Aim of the exercise >> Every line in the records below with the string "total" needs to be copied out.

(Dataset rows for apps and sites)
<<<<

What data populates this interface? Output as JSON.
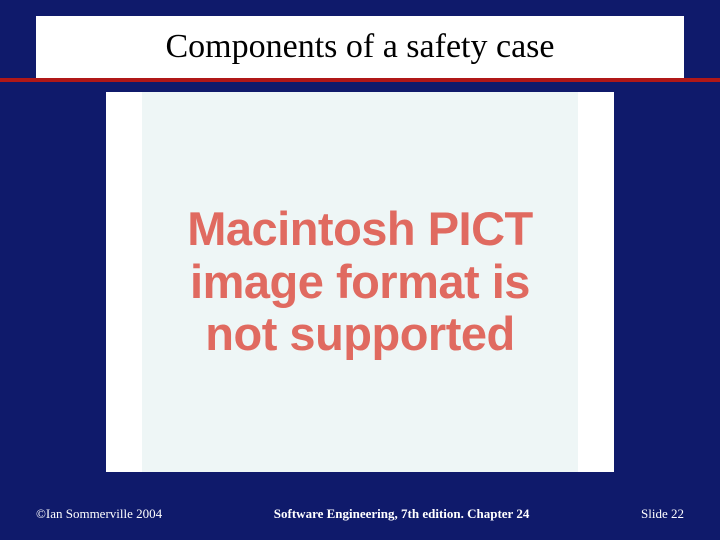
{
  "slide": {
    "title": "Components of a safety case",
    "placeholder": "Macintosh PICT image format is not supported"
  },
  "footer": {
    "copyright": "©Ian Sommerville 2004",
    "center": "Software Engineering, 7th edition. Chapter 24",
    "slide_label": "Slide 22"
  },
  "colors": {
    "background": "#0f1a6b",
    "rule": "#b01818",
    "placeholder_text": "#e06a60",
    "content_bg": "#eef6f6"
  }
}
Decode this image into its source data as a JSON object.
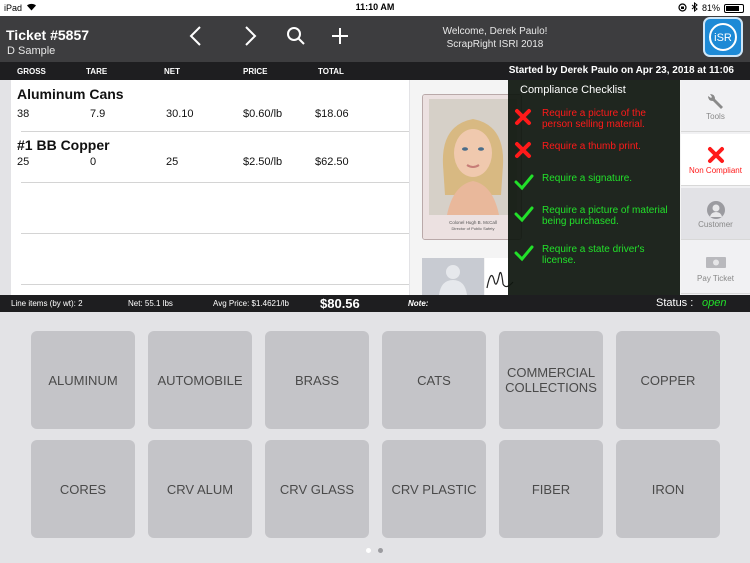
{
  "status_bar": {
    "device": "iPad",
    "time": "11:10 AM",
    "battery": "81%",
    "battery_level": 0.81
  },
  "header": {
    "ticket_title": "Ticket #5857",
    "ticket_subtitle": "D Sample",
    "welcome": "Welcome, Derek Paulo!",
    "org": "ScrapRight ISRI 2018",
    "logo_text": "iSR"
  },
  "columns": {
    "gross": "GROSS",
    "tare": "TARE",
    "net": "NET",
    "price": "PRICE",
    "total": "TOTAL"
  },
  "started_by": "Started by Derek Paulo on Apr 23, 2018 at 11:06",
  "line_items": [
    {
      "name": "Aluminum Cans",
      "gross": "38",
      "tare": "7.9",
      "net": "30.10",
      "price": "$0.60/lb",
      "total": "$18.06"
    },
    {
      "name": "#1 BB Copper",
      "gross": "25",
      "tare": "0",
      "net": "25",
      "price": "$2.50/lb",
      "total": "$62.50"
    }
  ],
  "license": {
    "caption_name": "Colonel Hugh B. McCall",
    "caption_title": "Director of Public Safety"
  },
  "compliance": {
    "title": "Compliance Checklist",
    "items": [
      {
        "text": "Require a picture of the person selling material.",
        "ok": false
      },
      {
        "text": "Require a thumb print.",
        "ok": false
      },
      {
        "text": "Require a signature.",
        "ok": true
      },
      {
        "text": "Require a picture of material being purchased.",
        "ok": true
      },
      {
        "text": "Require a state driver's license.",
        "ok": true
      }
    ]
  },
  "side_buttons": {
    "tools": "Tools",
    "non_compliant": "Non Compliant",
    "customer": "Customer",
    "pay_ticket": "Pay Ticket"
  },
  "summary": {
    "line_items": "Line items (by wt): 2",
    "net": "Net: 55.1 lbs",
    "avg_price": "Avg Price: $1.4621/lb",
    "total": "$80.56",
    "note_label": "Note:",
    "status_label": "Status :",
    "status_value": "open"
  },
  "categories": [
    "ALUMINUM",
    "AUTOMOBILE",
    "BRASS",
    "CATS",
    "COMMERCIAL COLLECTIONS",
    "COPPER",
    "CORES",
    "CRV ALUM",
    "CRV GLASS",
    "CRV PLASTIC",
    "FIBER",
    "IRON"
  ],
  "colors": {
    "header_bg": "#3d3d3f",
    "bar_bg": "#1e1e20",
    "logo_blue": "#1d8ad6",
    "red": "#ff1a1a",
    "green": "#22e02a",
    "tile": "#c4c4c8"
  },
  "icons": [
    "wifi-icon",
    "back-arrow-icon",
    "forward-arrow-icon",
    "search-icon",
    "add-icon",
    "wrench-icon",
    "x-icon",
    "person-icon",
    "cash-icon",
    "check-icon"
  ]
}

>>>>

Task output >>
    "total": "TOTAL"
      "total": "$18.06"
      "total": "$62.50"
    "total": "$80.56",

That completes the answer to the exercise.